PROBLEM TO SOLVE:
Write an exact copy of the entries below that leaves out all pictures.
- - -
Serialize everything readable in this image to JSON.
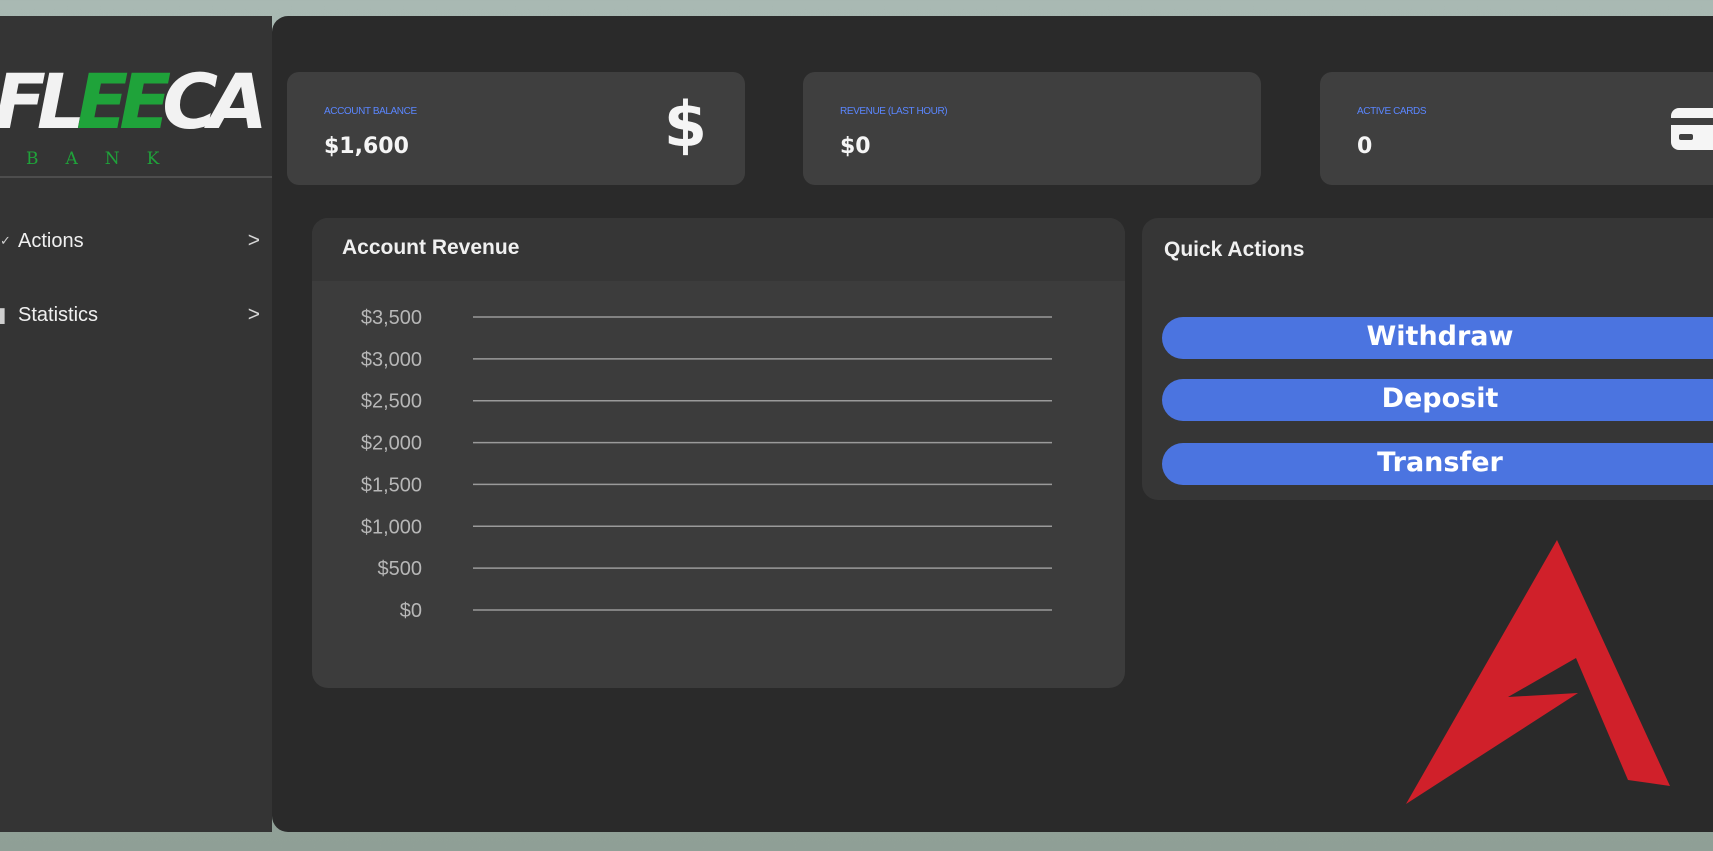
{
  "sidebar": {
    "logo_word_white_1": "FL",
    "logo_word_green": "EE",
    "logo_word_white_2": "CA",
    "logo_subtitle": "BANK",
    "items": [
      {
        "label": "Actions",
        "icon": "check-icon",
        "chevron": ">"
      },
      {
        "label": "Statistics",
        "icon": "bar-chart-icon",
        "chevron": ">"
      }
    ]
  },
  "stats": [
    {
      "label": "ACCOUNT BALANCE",
      "value": "$1,600",
      "icon": "dollar-icon",
      "glyph": "$"
    },
    {
      "label": "REVENUE (LAST HOUR)",
      "value": "$0",
      "icon": null,
      "glyph": ""
    },
    {
      "label": "ACTIVE CARDS",
      "value": "0",
      "icon": "credit-card-icon",
      "glyph": ""
    }
  ],
  "revenue_panel": {
    "title": "Account Revenue"
  },
  "quick_actions": {
    "title": "Quick Actions",
    "buttons": [
      {
        "label": "Withdraw"
      },
      {
        "label": "Deposit"
      },
      {
        "label": "Transfer"
      }
    ]
  },
  "colors": {
    "accent_blue": "#4b74e0",
    "stat_label_blue": "#5a86ff",
    "brand_green": "#1fa33a",
    "brand_red": "#d0202a"
  },
  "chart_data": {
    "type": "line",
    "title": "Account Revenue",
    "xlabel": "",
    "ylabel": "",
    "ylim": [
      0,
      3500
    ],
    "y_ticks": [
      3500,
      3000,
      2500,
      2000,
      1500,
      1000,
      500,
      0
    ],
    "y_tick_labels": [
      "$3,500",
      "$3,000",
      "$2,500",
      "$2,000",
      "$1,500",
      "$1,000",
      "$500",
      "$0"
    ],
    "grid": true,
    "series": []
  }
}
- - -
SOLUTION TO THIS TASK:
Serialize everything readable in this image to JSON.
{
  "sidebar": {
    "logo_word_white_1": "FL",
    "logo_word_green": "EE",
    "logo_word_white_2": "CA",
    "logo_subtitle": "BANK",
    "items": [
      {
        "label": "Actions",
        "icon": "check-icon",
        "chevron": ">"
      },
      {
        "label": "Statistics",
        "icon": "bar-chart-icon",
        "chevron": ">"
      }
    ]
  },
  "stats": [
    {
      "label": "ACCOUNT BALANCE",
      "value": "$1,600",
      "icon": "dollar-icon",
      "glyph": "$"
    },
    {
      "label": "REVENUE (LAST HOUR)",
      "value": "$0",
      "icon": null,
      "glyph": ""
    },
    {
      "label": "ACTIVE CARDS",
      "value": "0",
      "icon": "credit-card-icon",
      "glyph": ""
    }
  ],
  "revenue_panel": {
    "title": "Account Revenue"
  },
  "quick_actions": {
    "title": "Quick Actions",
    "buttons": [
      {
        "label": "Withdraw"
      },
      {
        "label": "Deposit"
      },
      {
        "label": "Transfer"
      }
    ]
  },
  "colors": {
    "accent_blue": "#4b74e0",
    "stat_label_blue": "#5a86ff",
    "brand_green": "#1fa33a",
    "brand_red": "#d0202a"
  },
  "chart_data": {
    "type": "line",
    "title": "Account Revenue",
    "xlabel": "",
    "ylabel": "",
    "ylim": [
      0,
      3500
    ],
    "y_ticks": [
      3500,
      3000,
      2500,
      2000,
      1500,
      1000,
      500,
      0
    ],
    "y_tick_labels": [
      "$3,500",
      "$3,000",
      "$2,500",
      "$2,000",
      "$1,500",
      "$1,000",
      "$500",
      "$0"
    ],
    "grid": true,
    "series": []
  }
}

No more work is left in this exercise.